Average experience

SEO Executives in our survey had 3 years of experience on average.

Type of company

80% of respondents worked for an agency, and 20% worked in-house.

Education

80% of respondents said they were self-taught, and 20% said they’d learned SEO from a course.

Specialization

40% said that they specialized in technical SEO, 20% in Content, and 40% said they were a generalist. 

Company size

80% of respondents said they worked in companies with 11-50 people, and 20% said they worked in companies with 1001 or more people.

Location

80% of respondents were from the UK, and 20% were from Belgium.

SEO Analyst salary

SEO Analysts typically had a few more years of experience than SEO Executives, but it looks like they earned roughly the same as them.

SEO Analyst salarySEO Analyst salary

Average experience

SEO Analysts in our survey had 5 years of experience on average.

Type of company

33.3% of respondents worked for an agency, and 66.7% worked In-house.

Education

33.3% of respondents said they were self-taught, and 66.7% said they’d learned on the job.

Specialization

33.3% said that they specialized in technical SEO, 33.3% in Content, and 33.3% said they specialized in News SEO.

Company size

33.3% of respondents said they worked in companies with 101-200 people, and 66.7% said they worked in companies with over 201 people.

Location

SEO Analysts came from a range of locations 33% of respondents were from Portugal, 33.3% were from Brazil, and the remainder were from Serbia.

Sidenote.

We didn’t get many respondents for the SEO Analyst role—so take these results with a pinch of salt.

Final thoughts

SEO salaries aren’t often discussed in detail within the industry, so getting a snapshot of their current state from one of the biggest SEO conferences in the UK was insightful.

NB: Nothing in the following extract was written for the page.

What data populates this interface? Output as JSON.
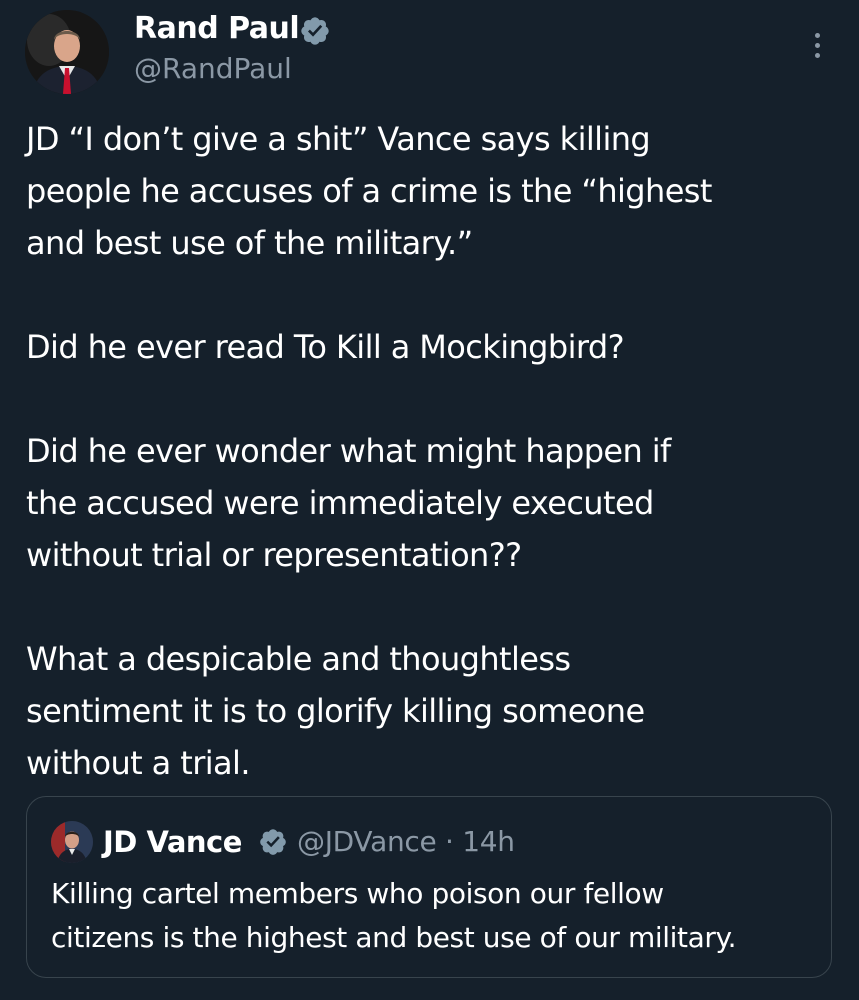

For our next salary survey, we’ll be opening it up to all SEOs. If you’d like to take part—you can enter here.

Got questions? Ping me on X (formerly known as Twitter)



Source link

Keep an eye on what we are doing
Be the first to get latest updates and exclusive content straight to your email inbox.
We promise not to spam you. You can unsubscribe at any time.
Invalid email address
Continue Reading

Trending